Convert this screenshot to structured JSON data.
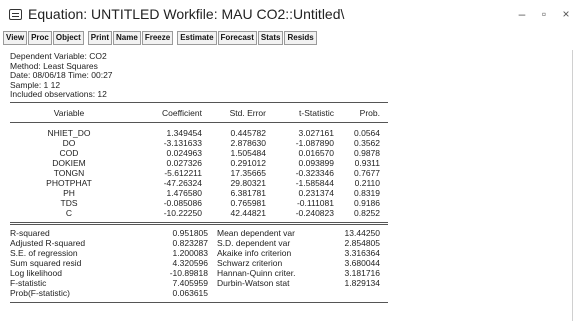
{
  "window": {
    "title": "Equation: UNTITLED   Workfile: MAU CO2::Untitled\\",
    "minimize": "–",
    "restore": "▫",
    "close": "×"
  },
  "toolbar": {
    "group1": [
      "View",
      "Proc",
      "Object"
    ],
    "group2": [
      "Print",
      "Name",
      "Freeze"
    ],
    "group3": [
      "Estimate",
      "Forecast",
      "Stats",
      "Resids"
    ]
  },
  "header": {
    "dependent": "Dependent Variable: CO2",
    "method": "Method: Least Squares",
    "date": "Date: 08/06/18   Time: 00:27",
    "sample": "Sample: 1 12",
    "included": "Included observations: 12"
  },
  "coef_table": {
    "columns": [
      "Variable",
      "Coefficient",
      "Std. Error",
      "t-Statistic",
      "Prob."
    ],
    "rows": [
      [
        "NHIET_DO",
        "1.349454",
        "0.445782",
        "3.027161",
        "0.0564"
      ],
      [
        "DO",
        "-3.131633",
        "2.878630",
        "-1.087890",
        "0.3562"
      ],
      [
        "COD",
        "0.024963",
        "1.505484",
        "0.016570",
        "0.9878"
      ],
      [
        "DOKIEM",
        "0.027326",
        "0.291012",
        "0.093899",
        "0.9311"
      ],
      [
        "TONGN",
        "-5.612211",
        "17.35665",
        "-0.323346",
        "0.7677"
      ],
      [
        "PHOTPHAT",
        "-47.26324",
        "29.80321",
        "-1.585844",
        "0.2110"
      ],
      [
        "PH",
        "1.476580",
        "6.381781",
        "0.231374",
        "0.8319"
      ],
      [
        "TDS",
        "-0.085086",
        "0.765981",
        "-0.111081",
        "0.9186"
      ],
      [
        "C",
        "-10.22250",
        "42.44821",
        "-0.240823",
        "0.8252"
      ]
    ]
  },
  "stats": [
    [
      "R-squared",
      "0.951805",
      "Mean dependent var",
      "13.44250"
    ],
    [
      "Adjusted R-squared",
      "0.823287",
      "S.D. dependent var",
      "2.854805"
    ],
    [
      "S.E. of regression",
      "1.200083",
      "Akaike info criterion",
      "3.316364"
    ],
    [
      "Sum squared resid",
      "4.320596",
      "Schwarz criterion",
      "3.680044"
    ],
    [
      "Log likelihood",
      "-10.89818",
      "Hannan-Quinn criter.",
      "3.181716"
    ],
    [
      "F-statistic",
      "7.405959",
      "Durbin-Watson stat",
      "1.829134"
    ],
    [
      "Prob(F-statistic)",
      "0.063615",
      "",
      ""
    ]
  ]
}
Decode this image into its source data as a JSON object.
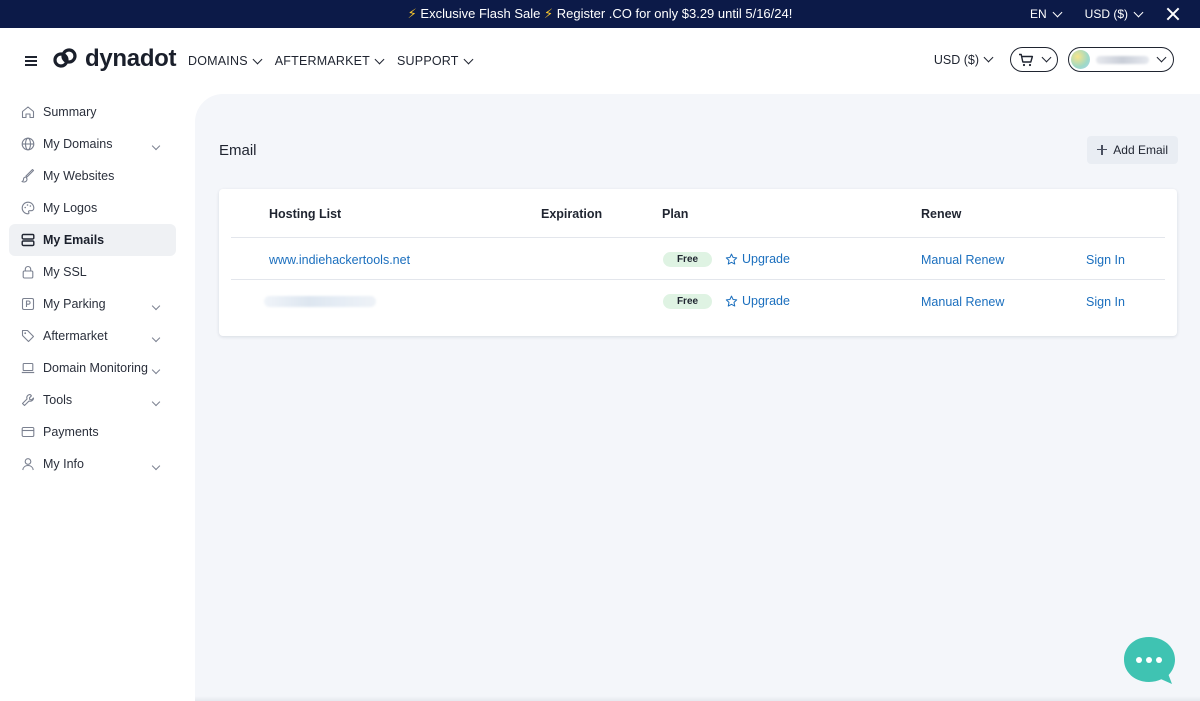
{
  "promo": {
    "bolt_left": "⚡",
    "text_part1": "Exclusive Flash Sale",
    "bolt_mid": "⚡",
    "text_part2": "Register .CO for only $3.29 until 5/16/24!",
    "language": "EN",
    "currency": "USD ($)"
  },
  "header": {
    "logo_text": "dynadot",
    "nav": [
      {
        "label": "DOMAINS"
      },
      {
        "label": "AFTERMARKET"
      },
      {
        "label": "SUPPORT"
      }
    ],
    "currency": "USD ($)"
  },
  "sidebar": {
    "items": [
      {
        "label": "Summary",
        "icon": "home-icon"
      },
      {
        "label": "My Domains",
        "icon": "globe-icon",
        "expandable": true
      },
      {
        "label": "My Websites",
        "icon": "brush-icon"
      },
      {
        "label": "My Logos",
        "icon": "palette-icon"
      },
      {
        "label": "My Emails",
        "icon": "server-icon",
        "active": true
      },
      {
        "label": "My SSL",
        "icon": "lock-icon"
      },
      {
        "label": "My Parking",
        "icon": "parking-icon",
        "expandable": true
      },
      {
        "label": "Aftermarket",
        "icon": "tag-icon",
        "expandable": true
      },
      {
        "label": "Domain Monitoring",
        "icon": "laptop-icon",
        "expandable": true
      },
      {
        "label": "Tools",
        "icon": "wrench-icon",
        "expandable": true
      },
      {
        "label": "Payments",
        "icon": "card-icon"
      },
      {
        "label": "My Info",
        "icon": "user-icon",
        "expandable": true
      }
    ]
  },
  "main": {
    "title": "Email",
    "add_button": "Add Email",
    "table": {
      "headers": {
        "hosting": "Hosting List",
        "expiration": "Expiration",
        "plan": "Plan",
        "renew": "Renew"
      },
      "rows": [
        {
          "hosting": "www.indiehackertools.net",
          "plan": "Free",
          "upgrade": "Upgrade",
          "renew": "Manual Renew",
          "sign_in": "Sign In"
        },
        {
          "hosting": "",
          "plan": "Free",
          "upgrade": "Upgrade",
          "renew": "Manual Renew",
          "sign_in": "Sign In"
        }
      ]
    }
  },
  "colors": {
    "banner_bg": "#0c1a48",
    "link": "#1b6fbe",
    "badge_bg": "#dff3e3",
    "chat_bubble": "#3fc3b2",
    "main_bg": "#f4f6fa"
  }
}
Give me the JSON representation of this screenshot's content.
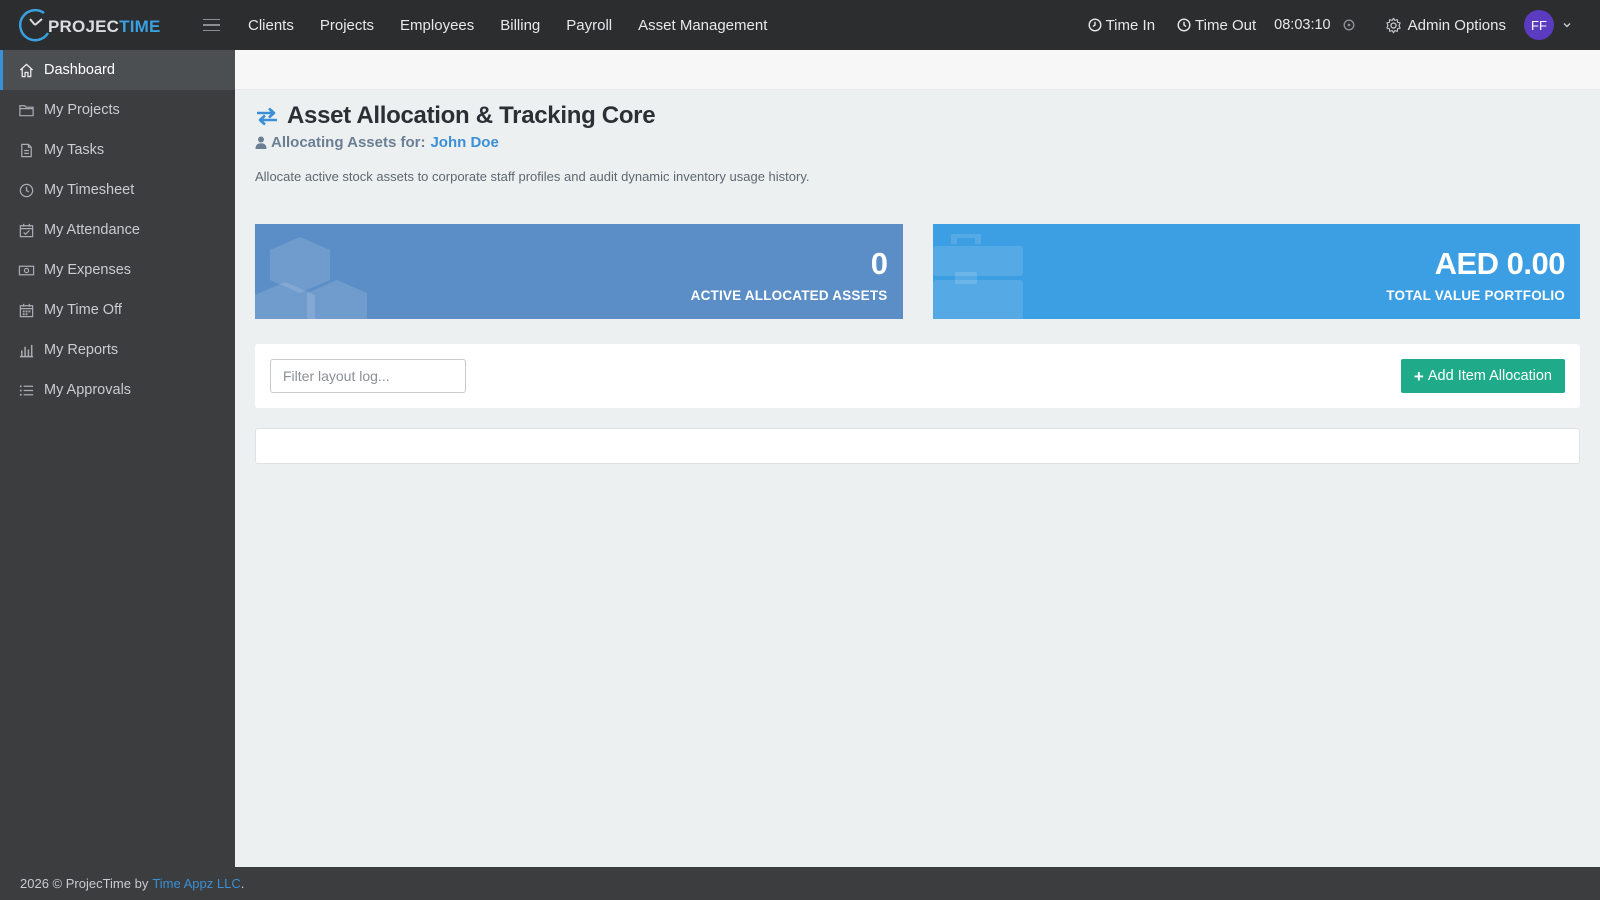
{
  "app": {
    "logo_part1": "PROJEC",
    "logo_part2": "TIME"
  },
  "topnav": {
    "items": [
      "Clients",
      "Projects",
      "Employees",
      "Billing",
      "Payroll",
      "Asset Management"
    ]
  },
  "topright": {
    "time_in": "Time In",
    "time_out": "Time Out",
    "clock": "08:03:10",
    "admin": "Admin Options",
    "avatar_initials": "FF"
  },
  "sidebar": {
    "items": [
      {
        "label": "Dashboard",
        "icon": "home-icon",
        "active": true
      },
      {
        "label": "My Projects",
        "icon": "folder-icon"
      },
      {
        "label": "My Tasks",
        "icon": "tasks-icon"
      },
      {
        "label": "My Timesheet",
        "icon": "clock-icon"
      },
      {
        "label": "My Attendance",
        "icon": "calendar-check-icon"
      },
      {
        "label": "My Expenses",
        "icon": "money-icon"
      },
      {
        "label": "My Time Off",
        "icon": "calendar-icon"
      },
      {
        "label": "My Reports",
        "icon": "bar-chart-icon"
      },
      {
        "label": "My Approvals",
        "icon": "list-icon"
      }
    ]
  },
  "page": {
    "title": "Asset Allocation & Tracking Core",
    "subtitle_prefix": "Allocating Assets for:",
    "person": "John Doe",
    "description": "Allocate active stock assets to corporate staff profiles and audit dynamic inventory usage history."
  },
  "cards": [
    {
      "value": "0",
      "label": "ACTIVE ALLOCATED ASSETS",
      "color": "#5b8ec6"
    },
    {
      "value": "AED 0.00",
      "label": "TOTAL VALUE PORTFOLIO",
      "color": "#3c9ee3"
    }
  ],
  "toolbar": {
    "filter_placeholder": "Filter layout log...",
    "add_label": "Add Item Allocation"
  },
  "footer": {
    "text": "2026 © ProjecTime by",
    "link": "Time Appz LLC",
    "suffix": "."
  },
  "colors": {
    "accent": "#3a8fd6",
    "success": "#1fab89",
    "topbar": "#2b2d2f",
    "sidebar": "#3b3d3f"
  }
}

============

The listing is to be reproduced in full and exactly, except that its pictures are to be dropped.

> Answer to this task:
Convert this screenshot to structured JSON data.
{
  "window": {
    "title": "Equation: UNTITLED   Workfile: MAU CO2::Untitled\\",
    "minimize": "–",
    "restore": "▫",
    "close": "×"
  },
  "toolbar": {
    "group1": [
      "View",
      "Proc",
      "Object"
    ],
    "group2": [
      "Print",
      "Name",
      "Freeze"
    ],
    "group3": [
      "Estimate",
      "Forecast",
      "Stats",
      "Resids"
    ]
  },
  "header": {
    "dependent": "Dependent Variable: CO2",
    "method": "Method: Least Squares",
    "date": "Date: 08/06/18   Time: 00:27",
    "sample": "Sample: 1 12",
    "included": "Included observations: 12"
  },
  "coef_table": {
    "columns": [
      "Variable",
      "Coefficient",
      "Std. Error",
      "t-Statistic",
      "Prob."
    ],
    "rows": [
      [
        "NHIET_DO",
        "1.349454",
        "0.445782",
        "3.027161",
        "0.0564"
      ],
      [
        "DO",
        "-3.131633",
        "2.878630",
        "-1.087890",
        "0.3562"
      ],
      [
        "COD",
        "0.024963",
        "1.505484",
        "0.016570",
        "0.9878"
      ],
      [
        "DOKIEM",
        "0.027326",
        "0.291012",
        "0.093899",
        "0.9311"
      ],
      [
        "TONGN",
        "-5.612211",
        "17.35665",
        "-0.323346",
        "0.7677"
      ],
      [
        "PHOTPHAT",
        "-47.26324",
        "29.80321",
        "-1.585844",
        "0.2110"
      ],
      [
        "PH",
        "1.476580",
        "6.381781",
        "0.231374",
        "0.8319"
      ],
      [
        "TDS",
        "-0.085086",
        "0.765981",
        "-0.111081",
        "0.9186"
      ],
      [
        "C",
        "-10.22250",
        "42.44821",
        "-0.240823",
        "0.8252"
      ]
    ]
  },
  "stats": [
    [
      "R-squared",
      "0.951805",
      "Mean dependent var",
      "13.44250"
    ],
    [
      "Adjusted R-squared",
      "0.823287",
      "S.D. dependent var",
      "2.854805"
    ],
    [
      "S.E. of regression",
      "1.200083",
      "Akaike info criterion",
      "3.316364"
    ],
    [
      "Sum squared resid",
      "4.320596",
      "Schwarz criterion",
      "3.680044"
    ],
    [
      "Log likelihood",
      "-10.89818",
      "Hannan-Quinn criter.",
      "3.181716"
    ],
    [
      "F-statistic",
      "7.405959",
      "Durbin-Watson stat",
      "1.829134"
    ],
    [
      "Prob(F-statistic)",
      "0.063615",
      "",
      ""
    ]
  ]
}
Decode this image into its source data as a JSON object.
{
  "promo": {
    "bolt_left": "⚡",
    "text_part1": "Exclusive Flash Sale",
    "bolt_mid": "⚡",
    "text_part2": "Register .CO for only $3.29 until 5/16/24!",
    "language": "EN",
    "currency": "USD ($)"
  },
  "header": {
    "logo_text": "dynadot",
    "nav": [
      {
        "label": "DOMAINS"
      },
      {
        "label": "AFTERMARKET"
      },
      {
        "label": "SUPPORT"
      }
    ],
    "currency": "USD ($)"
  },
  "sidebar": {
    "items": [
      {
        "label": "Summary",
        "icon": "home-icon"
      },
      {
        "label": "My Domains",
        "icon": "globe-icon",
        "expandable": true
      },
      {
        "label": "My Websites",
        "icon": "brush-icon"
      },
      {
        "label": "My Logos",
        "icon": "palette-icon"
      },
      {
        "label": "My Emails",
        "icon": "server-icon",
        "active": true
      },
      {
        "label": "My SSL",
        "icon": "lock-icon"
      },
      {
        "label": "My Parking",
        "icon": "parking-icon",
        "expandable": true
      },
      {
        "label": "Aftermarket",
        "icon": "tag-icon",
        "expandable": true
      },
      {
        "label": "Domain Monitoring",
        "icon": "laptop-icon",
        "expandable": true
      },
      {
        "label": "Tools",
        "icon": "wrench-icon",
        "expandable": true
      },
      {
        "label": "Payments",
        "icon": "card-icon"
      },
      {
        "label": "My Info",
        "icon": "user-icon",
        "expandable": true
      }
    ]
  },
  "main": {
    "title": "Email",
    "add_button": "Add Email",
    "table": {
      "headers": {
        "hosting": "Hosting List",
        "expiration": "Expiration",
        "plan": "Plan",
        "renew": "Renew"
      },
      "rows": [
        {
          "hosting": "www.indiehackertools.net",
          "plan": "Free",
          "upgrade": "Upgrade",
          "renew": "Manual Renew",
          "sign_in": "Sign In"
        },
        {
          "hosting": "",
          "plan": "Free",
          "upgrade": "Upgrade",
          "renew": "Manual Renew",
          "sign_in": "Sign In"
        }
      ]
    }
  },
  "colors": {
    "banner_bg": "#0c1a48",
    "link": "#1b6fbe",
    "badge_bg": "#dff3e3",
    "chat_bubble": "#3fc3b2",
    "main_bg": "#f4f6fa"
  }
}
Give me the JSON representation of this screenshot's content.
{
  "app": {
    "logo_part1": "PROJEC",
    "logo_part2": "TIME"
  },
  "topnav": {
    "items": [
      "Clients",
      "Projects",
      "Employees",
      "Billing",
      "Payroll",
      "Asset Management"
    ]
  },
  "topright": {
    "time_in": "Time In",
    "time_out": "Time Out",
    "clock": "08:03:10",
    "admin": "Admin Options",
    "avatar_initials": "FF"
  },
  "sidebar": {
    "items": [
      {
        "label": "Dashboard",
        "icon": "home-icon",
        "active": true
      },
      {
        "label": "My Projects",
        "icon": "folder-icon"
      },
      {
        "label": "My Tasks",
        "icon": "tasks-icon"
      },
      {
        "label": "My Timesheet",
        "icon": "clock-icon"
      },
      {
        "label": "My Attendance",
        "icon": "calendar-check-icon"
      },
      {
        "label": "My Expenses",
        "icon": "money-icon"
      },
      {
        "label": "My Time Off",
        "icon": "calendar-icon"
      },
      {
        "label": "My Reports",
        "icon": "bar-chart-icon"
      },
      {
        "label": "My Approvals",
        "icon": "list-icon"
      }
    ]
  },
  "page": {
    "title": "Asset Allocation & Tracking Core",
    "subtitle_prefix": "Allocating Assets for:",
    "person": "John Doe",
    "description": "Allocate active stock assets to corporate staff profiles and audit dynamic inventory usage history."
  },
  "cards": [
    {
      "value": "0",
      "label": "ACTIVE ALLOCATED ASSETS",
      "color": "#5b8ec6"
    },
    {
      "value": "AED 0.00",
      "label": "TOTAL VALUE PORTFOLIO",
      "color": "#3c9ee3"
    }
  ],
  "toolbar": {
    "filter_placeholder": "Filter layout log...",
    "add_label": "Add Item Allocation"
  },
  "footer": {
    "text": "2026 © ProjecTime by",
    "link": "Time Appz LLC",
    "suffix": "."
  },
  "colors": {
    "accent": "#3a8fd6",
    "success": "#1fab89",
    "topbar": "#2b2d2f",
    "sidebar": "#3b3d3f"
  }
}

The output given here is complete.